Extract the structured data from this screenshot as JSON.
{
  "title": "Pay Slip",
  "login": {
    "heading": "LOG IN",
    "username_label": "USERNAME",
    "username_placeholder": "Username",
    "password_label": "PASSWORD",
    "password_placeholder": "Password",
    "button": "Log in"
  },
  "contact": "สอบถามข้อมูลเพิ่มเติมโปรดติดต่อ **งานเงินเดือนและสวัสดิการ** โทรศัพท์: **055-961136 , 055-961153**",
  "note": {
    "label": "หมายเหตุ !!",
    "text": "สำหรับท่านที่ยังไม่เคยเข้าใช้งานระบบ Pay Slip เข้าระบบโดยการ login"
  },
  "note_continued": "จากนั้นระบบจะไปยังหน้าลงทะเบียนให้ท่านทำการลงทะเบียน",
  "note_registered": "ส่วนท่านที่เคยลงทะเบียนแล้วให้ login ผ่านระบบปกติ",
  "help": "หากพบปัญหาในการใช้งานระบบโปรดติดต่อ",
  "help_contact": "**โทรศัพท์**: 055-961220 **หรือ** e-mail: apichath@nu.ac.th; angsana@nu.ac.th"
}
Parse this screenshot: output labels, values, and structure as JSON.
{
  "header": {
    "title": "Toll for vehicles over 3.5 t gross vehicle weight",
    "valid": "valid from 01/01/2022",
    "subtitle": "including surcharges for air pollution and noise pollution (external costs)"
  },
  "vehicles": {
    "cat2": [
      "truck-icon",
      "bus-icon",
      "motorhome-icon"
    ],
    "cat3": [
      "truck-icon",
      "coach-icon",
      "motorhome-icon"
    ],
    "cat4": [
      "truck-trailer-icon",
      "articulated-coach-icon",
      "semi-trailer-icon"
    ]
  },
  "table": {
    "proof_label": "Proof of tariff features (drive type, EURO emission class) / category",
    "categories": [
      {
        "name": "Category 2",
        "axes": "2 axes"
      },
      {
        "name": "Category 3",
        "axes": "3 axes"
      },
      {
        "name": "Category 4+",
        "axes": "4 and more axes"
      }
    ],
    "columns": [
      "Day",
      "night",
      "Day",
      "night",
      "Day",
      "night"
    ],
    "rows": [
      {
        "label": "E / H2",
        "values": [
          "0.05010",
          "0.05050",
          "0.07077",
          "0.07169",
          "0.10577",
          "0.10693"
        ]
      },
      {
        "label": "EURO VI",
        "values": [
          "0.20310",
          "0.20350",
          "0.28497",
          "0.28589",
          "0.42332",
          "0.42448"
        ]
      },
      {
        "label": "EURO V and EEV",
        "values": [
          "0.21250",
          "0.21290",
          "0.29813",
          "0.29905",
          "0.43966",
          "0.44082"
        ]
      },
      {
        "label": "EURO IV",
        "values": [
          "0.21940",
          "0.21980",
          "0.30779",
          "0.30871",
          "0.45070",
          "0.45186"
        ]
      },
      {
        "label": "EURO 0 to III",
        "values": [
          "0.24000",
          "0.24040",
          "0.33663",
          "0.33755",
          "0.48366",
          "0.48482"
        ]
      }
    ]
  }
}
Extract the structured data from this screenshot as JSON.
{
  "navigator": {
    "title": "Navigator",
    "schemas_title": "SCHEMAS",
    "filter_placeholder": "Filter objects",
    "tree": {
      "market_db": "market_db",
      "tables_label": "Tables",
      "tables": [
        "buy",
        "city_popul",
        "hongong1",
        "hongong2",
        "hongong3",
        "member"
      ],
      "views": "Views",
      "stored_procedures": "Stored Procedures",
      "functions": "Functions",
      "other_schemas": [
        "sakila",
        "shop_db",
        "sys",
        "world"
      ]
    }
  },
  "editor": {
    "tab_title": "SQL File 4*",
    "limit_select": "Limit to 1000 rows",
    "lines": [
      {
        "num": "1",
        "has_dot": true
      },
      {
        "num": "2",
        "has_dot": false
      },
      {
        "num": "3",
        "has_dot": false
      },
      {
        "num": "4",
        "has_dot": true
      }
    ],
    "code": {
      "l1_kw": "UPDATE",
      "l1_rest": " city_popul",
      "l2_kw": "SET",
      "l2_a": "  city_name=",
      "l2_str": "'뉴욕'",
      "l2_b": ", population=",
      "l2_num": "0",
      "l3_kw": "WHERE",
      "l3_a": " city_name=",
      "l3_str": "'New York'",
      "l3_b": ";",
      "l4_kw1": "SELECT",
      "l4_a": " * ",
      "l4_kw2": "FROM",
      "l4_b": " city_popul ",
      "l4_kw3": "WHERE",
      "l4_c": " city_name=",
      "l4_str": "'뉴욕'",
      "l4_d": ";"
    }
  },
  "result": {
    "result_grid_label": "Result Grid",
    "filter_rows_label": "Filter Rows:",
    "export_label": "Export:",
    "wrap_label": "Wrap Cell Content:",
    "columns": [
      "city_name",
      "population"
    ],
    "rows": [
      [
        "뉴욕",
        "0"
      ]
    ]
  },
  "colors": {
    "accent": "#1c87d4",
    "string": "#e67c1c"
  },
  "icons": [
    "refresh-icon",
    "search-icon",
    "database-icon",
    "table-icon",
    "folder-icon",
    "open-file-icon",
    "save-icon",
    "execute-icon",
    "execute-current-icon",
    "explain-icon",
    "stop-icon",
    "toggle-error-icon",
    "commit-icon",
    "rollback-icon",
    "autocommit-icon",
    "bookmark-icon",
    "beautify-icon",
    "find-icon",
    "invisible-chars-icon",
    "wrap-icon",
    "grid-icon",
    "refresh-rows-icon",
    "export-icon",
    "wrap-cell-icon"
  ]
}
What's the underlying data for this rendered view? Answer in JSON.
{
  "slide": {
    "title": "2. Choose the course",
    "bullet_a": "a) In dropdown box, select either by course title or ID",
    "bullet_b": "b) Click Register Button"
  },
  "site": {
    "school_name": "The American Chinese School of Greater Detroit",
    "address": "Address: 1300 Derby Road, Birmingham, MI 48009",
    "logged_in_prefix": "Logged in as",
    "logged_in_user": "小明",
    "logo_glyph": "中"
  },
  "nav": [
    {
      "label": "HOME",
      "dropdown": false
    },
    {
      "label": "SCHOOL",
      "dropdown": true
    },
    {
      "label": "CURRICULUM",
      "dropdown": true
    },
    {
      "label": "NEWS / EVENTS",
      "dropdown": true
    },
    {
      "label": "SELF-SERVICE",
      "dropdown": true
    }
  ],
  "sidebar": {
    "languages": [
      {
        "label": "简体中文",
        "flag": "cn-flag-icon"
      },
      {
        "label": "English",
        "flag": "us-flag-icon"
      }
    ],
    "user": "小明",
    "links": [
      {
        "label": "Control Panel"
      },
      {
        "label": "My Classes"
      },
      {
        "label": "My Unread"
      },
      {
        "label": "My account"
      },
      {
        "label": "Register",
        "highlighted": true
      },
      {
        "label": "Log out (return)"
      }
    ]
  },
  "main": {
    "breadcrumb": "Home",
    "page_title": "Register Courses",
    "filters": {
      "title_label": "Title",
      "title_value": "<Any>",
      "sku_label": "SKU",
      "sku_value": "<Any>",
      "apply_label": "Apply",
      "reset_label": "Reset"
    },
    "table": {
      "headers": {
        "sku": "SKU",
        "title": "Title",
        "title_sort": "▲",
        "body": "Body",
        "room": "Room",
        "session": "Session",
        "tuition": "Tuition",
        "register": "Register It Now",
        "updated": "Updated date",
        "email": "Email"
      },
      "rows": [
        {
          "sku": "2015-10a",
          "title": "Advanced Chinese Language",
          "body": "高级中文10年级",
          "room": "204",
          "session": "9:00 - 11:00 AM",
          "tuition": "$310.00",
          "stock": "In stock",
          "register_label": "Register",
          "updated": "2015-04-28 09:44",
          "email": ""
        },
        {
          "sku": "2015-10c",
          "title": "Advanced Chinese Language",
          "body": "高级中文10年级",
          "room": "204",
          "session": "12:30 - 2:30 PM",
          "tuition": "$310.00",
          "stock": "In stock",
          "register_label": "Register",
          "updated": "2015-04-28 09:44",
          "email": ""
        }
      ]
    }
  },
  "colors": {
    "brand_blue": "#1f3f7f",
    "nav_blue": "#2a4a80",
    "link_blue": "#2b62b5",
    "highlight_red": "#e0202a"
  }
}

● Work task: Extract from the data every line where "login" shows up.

● Your response:
  "login": {
    "text": "สำหรับท่านที่ยังไม่เคยเข้าใช้งานระบบ Pay Slip เข้าระบบโดยการ login"
  "note_registered": "ส่วนท่านที่เคยลงทะเบียนแล้วให้ login ผ่านระบบปกติ",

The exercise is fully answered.